> [RECORDS SUPPLIED]:
===============
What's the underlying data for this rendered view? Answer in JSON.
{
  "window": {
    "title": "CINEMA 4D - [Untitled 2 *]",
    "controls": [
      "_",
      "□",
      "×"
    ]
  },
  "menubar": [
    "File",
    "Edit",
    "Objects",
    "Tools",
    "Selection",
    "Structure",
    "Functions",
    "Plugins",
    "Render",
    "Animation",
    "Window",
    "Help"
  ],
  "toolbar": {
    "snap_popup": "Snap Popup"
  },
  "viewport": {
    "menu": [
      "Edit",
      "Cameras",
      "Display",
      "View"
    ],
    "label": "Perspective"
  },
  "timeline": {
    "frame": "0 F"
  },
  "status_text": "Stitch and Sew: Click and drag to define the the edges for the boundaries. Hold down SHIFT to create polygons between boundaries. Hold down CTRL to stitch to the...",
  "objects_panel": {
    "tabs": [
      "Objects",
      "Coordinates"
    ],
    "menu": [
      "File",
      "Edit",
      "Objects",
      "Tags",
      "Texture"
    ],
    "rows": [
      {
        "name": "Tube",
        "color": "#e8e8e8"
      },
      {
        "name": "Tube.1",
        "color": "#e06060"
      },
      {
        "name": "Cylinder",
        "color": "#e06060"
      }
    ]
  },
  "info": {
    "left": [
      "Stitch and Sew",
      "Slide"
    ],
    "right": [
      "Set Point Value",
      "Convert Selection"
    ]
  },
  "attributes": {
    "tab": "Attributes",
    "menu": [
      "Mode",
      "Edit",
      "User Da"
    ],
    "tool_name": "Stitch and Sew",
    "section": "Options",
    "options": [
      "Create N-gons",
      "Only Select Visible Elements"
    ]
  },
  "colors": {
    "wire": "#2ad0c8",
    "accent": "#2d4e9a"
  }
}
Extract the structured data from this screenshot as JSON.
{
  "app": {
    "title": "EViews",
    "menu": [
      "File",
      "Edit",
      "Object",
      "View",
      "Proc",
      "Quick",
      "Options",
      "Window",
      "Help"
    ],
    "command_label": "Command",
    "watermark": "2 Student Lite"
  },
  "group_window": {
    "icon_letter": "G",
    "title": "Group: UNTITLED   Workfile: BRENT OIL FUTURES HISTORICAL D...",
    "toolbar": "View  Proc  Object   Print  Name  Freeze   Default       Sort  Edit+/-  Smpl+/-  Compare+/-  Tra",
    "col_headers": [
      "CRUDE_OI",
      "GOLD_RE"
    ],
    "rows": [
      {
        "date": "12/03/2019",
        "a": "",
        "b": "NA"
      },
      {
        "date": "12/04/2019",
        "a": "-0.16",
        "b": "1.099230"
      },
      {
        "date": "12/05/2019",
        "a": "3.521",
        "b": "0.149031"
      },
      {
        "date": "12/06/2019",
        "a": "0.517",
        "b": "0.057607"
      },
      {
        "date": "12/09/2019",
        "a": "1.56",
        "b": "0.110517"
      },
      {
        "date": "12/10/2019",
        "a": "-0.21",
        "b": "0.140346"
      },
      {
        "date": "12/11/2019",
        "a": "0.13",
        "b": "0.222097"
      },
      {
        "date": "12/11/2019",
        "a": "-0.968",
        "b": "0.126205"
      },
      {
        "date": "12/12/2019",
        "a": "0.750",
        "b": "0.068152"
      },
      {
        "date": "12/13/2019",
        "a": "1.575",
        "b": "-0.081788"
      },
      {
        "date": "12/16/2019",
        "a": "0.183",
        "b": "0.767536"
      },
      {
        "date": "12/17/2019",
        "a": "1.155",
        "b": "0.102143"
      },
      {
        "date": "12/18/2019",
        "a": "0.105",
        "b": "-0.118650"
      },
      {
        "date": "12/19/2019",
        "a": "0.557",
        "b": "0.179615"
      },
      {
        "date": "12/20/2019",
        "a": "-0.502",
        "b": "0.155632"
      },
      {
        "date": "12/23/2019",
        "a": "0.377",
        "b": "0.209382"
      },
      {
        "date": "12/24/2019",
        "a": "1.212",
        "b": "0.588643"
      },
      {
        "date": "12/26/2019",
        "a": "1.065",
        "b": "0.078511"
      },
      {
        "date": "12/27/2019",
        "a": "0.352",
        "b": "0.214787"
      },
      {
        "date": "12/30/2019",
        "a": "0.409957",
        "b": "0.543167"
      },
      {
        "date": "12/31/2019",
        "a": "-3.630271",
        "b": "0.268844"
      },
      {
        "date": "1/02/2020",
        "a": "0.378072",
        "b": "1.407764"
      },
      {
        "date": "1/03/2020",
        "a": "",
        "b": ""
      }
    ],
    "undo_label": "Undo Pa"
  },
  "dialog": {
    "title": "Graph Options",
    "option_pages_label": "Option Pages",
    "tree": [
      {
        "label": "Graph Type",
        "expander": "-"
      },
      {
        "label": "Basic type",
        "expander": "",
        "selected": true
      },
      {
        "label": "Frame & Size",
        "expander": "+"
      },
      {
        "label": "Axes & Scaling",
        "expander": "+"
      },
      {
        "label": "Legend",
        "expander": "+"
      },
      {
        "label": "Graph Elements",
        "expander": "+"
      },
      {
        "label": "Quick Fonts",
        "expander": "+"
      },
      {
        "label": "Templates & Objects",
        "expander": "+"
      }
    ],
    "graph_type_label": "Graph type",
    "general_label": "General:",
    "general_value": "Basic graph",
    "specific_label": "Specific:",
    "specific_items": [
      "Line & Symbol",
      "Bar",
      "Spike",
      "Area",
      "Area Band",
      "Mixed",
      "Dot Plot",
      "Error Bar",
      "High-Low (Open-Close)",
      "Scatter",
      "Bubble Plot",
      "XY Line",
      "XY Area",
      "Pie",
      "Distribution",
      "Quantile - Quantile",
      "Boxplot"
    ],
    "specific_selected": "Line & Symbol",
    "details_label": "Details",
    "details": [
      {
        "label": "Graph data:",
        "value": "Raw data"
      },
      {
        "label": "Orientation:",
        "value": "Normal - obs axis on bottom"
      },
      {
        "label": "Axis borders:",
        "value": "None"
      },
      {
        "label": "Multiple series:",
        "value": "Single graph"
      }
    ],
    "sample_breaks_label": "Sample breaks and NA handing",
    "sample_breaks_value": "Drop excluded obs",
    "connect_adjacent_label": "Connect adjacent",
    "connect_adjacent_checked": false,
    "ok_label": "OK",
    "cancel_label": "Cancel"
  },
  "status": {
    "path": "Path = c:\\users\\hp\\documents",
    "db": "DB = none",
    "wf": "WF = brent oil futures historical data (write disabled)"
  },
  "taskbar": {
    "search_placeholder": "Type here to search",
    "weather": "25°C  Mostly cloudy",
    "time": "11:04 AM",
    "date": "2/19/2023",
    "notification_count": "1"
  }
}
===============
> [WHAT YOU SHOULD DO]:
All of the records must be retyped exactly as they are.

> [THE ANSWER]:
What's the underlying data for this rendered view? Answer in JSON.
{
  "window": {
    "title": "CINEMA 4D - [Untitled 2 *]",
    "controls": [
      "_",
      "□",
      "×"
    ]
  },
  "menubar": [
    "File",
    "Edit",
    "Objects",
    "Tools",
    "Selection",
    "Structure",
    "Functions",
    "Plugins",
    "Render",
    "Animation",
    "Window",
    "Help"
  ],
  "toolbar": {
    "snap_popup": "Snap Popup"
  },
  "viewport": {
    "menu": [
      "Edit",
      "Cameras",
      "Display",
      "View"
    ],
    "label": "Perspective"
  },
  "timeline": {
    "frame": "0 F"
  },
  "status_text": "Stitch and Sew: Click and drag to define the the edges for the boundaries. Hold down SHIFT to create polygons between boundaries. Hold down CTRL to stitch to the...",
  "objects_panel": {
    "tabs": [
      "Objects",
      "Coordinates"
    ],
    "menu": [
      "File",
      "Edit",
      "Objects",
      "Tags",
      "Texture"
    ],
    "rows": [
      {
        "name": "Tube",
        "color": "#e8e8e8"
      },
      {
        "name": "Tube.1",
        "color": "#e06060"
      },
      {
        "name": "Cylinder",
        "color": "#e06060"
      }
    ]
  },
  "info": {
    "left": [
      "Stitch and Sew",
      "Slide"
    ],
    "right": [
      "Set Point Value",
      "Convert Selection"
    ]
  },
  "attributes": {
    "tab": "Attributes",
    "menu": [
      "Mode",
      "Edit",
      "User Da"
    ],
    "tool_name": "Stitch and Sew",
    "section": "Options",
    "options": [
      "Create N-gons",
      "Only Select Visible Elements"
    ]
  },
  "colors": {
    "wire": "#2ad0c8",
    "accent": "#2d4e9a"
  }
}
Extract the structured data from this screenshot as JSON.
{
  "app": {
    "title": "EViews",
    "menu": [
      "File",
      "Edit",
      "Object",
      "View",
      "Proc",
      "Quick",
      "Options",
      "Window",
      "Help"
    ],
    "command_label": "Command",
    "watermark": "2 Student Lite"
  },
  "group_window": {
    "icon_letter": "G",
    "title": "Group: UNTITLED   Workfile: BRENT OIL FUTURES HISTORICAL D...",
    "toolbar": "View  Proc  Object   Print  Name  Freeze   Default       Sort  Edit+/-  Smpl+/-  Compare+/-  Tra",
    "col_headers": [
      "CRUDE_OI",
      "GOLD_RE"
    ],
    "rows": [
      {
        "date": "12/03/2019",
        "a": "",
        "b": "NA"
      },
      {
        "date": "12/04/2019",
        "a": "-0.16",
        "b": "1.099230"
      },
      {
        "date": "12/05/2019",
        "a": "3.521",
        "b": "0.149031"
      },
      {
        "date": "12/06/2019",
        "a": "0.517",
        "b": "0.057607"
      },
      {
        "date": "12/09/2019",
        "a": "1.56",
        "b": "0.110517"
      },
      {
        "date": "12/10/2019",
        "a": "-0.21",
        "b": "0.140346"
      },
      {
        "date": "12/11/2019",
        "a": "0.13",
        "b": "0.222097"
      },
      {
        "date": "12/11/2019",
        "a": "-0.968",
        "b": "0.126205"
      },
      {
        "date": "12/12/2019",
        "a": "0.750",
        "b": "0.068152"
      },
      {
        "date": "12/13/2019",
        "a": "1.575",
        "b": "-0.081788"
      },
      {
        "date": "12/16/2019",
        "a": "0.183",
        "b": "0.767536"
      },
      {
        "date": "12/17/2019",
        "a": "1.155",
        "b": "0.102143"
      },
      {
        "date": "12/18/2019",
        "a": "0.105",
        "b": "-0.118650"
      },
      {
        "date": "12/19/2019",
        "a": "0.557",
        "b": "0.179615"
      },
      {
        "date": "12/20/2019",
        "a": "-0.502",
        "b": "0.155632"
      },
      {
        "date": "12/23/2019",
        "a": "0.377",
        "b": "0.209382"
      },
      {
        "date": "12/24/2019",
        "a": "1.212",
        "b": "0.588643"
      },
      {
        "date": "12/26/2019",
        "a": "1.065",
        "b": "0.078511"
      },
      {
        "date": "12/27/2019",
        "a": "0.352",
        "b": "0.214787"
      },
      {
        "date": "12/30/2019",
        "a": "0.409957",
        "b": "0.543167"
      },
      {
        "date": "12/31/2019",
        "a": "-3.630271",
        "b": "0.268844"
      },
      {
        "date": "1/02/2020",
        "a": "0.378072",
        "b": "1.407764"
      },
      {
        "date": "1/03/2020",
        "a": "",
        "b": ""
      }
    ],
    "undo_label": "Undo Pa"
  },
  "dialog": {
    "title": "Graph Options",
    "option_pages_label": "Option Pages",
    "tree": [
      {
        "label": "Graph Type",
        "expander": "-"
      },
      {
        "label": "Basic type",
        "expander": "",
        "selected": true
      },
      {
        "label": "Frame & Size",
        "expander": "+"
      },
      {
        "label": "Axes & Scaling",
        "expander": "+"
      },
      {
        "label": "Legend",
        "expander": "+"
      },
      {
        "label": "Graph Elements",
        "expander": "+"
      },
      {
        "label": "Quick Fonts",
        "expander": "+"
      },
      {
        "label": "Templates & Objects",
        "expander": "+"
      }
    ],
    "graph_type_label": "Graph type",
    "general_label": "General:",
    "general_value": "Basic graph",
    "specific_label": "Specific:",
    "specific_items": [
      "Line & Symbol",
      "Bar",
      "Spike",
      "Area",
      "Area Band",
      "Mixed",
      "Dot Plot",
      "Error Bar",
      "High-Low (Open-Close)",
      "Scatter",
      "Bubble Plot",
      "XY Line",
      "XY Area",
      "Pie",
      "Distribution",
      "Quantile - Quantile",
      "Boxplot"
    ],
    "specific_selected": "Line & Symbol",
    "details_label": "Details",
    "details": [
      {
        "label": "Graph data:",
        "value": "Raw data"
      },
      {
        "label": "Orientation:",
        "value": "Normal - obs axis on bottom"
      },
      {
        "label": "Axis borders:",
        "value": "None"
      },
      {
        "label": "Multiple series:",
        "value": "Single graph"
      }
    ],
    "sample_breaks_label": "Sample breaks and NA handing",
    "sample_breaks_value": "Drop excluded obs",
    "connect_adjacent_label": "Connect adjacent",
    "connect_adjacent_checked": false,
    "ok_label": "OK",
    "cancel_label": "Cancel"
  },
  "status": {
    "path": "Path = c:\\users\\hp\\documents",
    "db": "DB = none",
    "wf": "WF = brent oil futures historical data (write disabled)"
  },
  "taskbar": {
    "search_placeholder": "Type here to search",
    "weather": "25°C  Mostly cloudy",
    "time": "11:04 AM",
    "date": "2/19/2023",
    "notification_count": "1"
  }
}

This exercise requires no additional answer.